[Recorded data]
-*-*-

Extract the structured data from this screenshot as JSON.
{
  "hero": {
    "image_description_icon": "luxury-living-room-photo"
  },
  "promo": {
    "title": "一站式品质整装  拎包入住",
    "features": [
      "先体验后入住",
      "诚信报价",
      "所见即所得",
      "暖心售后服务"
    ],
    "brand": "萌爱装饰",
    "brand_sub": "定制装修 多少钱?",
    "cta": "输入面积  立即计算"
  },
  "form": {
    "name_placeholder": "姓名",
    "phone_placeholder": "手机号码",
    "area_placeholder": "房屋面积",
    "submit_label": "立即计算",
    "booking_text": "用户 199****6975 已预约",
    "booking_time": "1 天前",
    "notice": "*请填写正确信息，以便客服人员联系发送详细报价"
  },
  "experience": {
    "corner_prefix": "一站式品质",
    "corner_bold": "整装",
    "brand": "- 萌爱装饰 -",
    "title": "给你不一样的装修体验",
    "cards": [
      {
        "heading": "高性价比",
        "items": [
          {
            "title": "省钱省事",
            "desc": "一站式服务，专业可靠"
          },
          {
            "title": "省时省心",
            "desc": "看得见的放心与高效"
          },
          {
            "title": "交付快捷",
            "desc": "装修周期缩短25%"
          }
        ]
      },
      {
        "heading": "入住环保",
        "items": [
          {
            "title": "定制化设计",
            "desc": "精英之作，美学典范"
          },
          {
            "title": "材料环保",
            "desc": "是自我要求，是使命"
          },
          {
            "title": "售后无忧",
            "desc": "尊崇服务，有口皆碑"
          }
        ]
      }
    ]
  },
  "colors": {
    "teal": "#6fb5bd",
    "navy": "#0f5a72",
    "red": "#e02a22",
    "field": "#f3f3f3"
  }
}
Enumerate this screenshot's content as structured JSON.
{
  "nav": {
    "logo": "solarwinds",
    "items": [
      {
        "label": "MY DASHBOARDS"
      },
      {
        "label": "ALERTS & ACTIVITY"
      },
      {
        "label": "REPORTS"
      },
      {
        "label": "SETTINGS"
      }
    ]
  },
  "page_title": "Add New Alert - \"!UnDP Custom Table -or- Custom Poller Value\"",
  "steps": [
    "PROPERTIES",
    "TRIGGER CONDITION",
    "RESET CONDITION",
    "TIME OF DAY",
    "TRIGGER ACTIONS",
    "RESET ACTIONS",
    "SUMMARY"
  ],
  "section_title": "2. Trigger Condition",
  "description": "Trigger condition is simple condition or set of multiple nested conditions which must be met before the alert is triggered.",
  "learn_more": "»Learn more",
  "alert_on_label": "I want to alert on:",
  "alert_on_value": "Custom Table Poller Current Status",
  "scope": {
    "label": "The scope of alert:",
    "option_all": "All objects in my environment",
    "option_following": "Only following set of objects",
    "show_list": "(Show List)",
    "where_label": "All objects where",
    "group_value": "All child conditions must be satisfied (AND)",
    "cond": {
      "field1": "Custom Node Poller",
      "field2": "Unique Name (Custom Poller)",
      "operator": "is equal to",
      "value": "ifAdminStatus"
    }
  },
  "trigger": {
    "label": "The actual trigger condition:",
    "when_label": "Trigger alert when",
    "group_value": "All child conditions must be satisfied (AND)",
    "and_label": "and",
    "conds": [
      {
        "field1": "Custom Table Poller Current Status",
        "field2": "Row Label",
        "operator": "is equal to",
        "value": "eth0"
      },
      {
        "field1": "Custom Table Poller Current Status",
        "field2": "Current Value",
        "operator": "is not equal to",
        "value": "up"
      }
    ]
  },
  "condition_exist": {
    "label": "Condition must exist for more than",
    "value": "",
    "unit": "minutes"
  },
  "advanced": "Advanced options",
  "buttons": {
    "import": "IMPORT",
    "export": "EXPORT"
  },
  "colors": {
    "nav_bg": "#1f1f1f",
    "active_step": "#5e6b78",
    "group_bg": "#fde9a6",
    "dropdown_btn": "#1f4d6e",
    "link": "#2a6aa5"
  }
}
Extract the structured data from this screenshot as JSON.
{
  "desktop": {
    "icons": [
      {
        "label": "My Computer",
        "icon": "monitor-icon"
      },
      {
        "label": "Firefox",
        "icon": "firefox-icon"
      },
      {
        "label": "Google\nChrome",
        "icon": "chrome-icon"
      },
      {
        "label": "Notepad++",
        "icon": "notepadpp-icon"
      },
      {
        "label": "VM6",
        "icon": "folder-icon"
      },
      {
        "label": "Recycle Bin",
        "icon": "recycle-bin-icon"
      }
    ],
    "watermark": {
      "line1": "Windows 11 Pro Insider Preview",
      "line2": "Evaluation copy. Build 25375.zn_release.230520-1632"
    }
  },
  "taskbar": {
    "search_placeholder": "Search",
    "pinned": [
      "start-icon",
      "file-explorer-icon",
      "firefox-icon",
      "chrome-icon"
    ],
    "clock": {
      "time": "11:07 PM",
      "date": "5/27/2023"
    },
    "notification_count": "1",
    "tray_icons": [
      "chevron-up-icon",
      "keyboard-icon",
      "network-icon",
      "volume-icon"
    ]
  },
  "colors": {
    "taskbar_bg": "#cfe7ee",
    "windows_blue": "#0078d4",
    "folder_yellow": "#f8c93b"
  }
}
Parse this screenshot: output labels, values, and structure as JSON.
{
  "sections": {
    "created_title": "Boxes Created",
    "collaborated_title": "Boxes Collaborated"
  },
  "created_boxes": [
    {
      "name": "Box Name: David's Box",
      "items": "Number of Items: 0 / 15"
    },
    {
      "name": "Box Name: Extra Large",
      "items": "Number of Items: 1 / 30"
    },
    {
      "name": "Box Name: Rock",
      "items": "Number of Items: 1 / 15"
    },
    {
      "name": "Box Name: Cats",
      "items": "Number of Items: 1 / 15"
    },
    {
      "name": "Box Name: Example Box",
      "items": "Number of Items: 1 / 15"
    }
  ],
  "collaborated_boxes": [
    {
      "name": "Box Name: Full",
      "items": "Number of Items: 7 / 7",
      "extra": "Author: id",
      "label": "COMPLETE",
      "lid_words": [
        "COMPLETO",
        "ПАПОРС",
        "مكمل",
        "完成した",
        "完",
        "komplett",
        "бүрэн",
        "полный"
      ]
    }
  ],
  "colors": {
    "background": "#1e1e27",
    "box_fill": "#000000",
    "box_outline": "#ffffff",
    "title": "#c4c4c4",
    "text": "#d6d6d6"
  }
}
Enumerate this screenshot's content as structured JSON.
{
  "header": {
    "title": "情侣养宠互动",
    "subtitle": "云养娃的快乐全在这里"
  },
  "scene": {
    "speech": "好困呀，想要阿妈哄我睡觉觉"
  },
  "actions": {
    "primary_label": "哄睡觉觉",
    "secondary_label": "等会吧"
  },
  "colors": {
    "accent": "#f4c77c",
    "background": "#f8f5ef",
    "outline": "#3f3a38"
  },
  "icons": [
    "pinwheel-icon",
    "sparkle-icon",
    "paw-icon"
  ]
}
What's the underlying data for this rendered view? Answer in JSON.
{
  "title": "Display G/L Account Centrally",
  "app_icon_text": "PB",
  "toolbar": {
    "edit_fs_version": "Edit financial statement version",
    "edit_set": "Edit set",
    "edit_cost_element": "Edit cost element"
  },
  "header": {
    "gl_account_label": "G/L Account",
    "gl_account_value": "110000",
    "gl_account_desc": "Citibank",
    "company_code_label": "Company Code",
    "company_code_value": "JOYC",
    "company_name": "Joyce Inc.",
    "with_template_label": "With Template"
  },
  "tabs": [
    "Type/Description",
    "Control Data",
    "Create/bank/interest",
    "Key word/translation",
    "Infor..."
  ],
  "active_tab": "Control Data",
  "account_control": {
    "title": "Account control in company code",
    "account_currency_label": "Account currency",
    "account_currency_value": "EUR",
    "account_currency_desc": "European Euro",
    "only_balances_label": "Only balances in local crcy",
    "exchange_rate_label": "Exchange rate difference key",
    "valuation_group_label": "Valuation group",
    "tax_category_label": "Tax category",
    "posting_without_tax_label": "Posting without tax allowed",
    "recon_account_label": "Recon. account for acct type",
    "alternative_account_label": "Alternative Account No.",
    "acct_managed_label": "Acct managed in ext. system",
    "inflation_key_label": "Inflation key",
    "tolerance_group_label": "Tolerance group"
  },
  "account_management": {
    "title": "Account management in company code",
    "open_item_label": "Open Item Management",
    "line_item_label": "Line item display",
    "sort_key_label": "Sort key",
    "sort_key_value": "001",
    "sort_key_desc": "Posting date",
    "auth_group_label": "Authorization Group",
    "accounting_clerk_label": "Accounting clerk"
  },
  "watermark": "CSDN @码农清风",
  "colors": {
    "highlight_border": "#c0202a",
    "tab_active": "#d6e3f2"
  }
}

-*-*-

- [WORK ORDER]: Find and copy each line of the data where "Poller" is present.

- [RESPONSE AREA]:
  "page_title": "Add New Alert - \"!UnDP Custom Table -or- Custom Poller Value\"",
  "alert_on_value": "Custom Table Poller Current Status",
      "field1": "Custom Node Poller",
      "field2": "Unique Name (Custom Poller)",
        "field1": "Custom Table Poller Current Status",
        "field1": "Custom Table Poller Current Status",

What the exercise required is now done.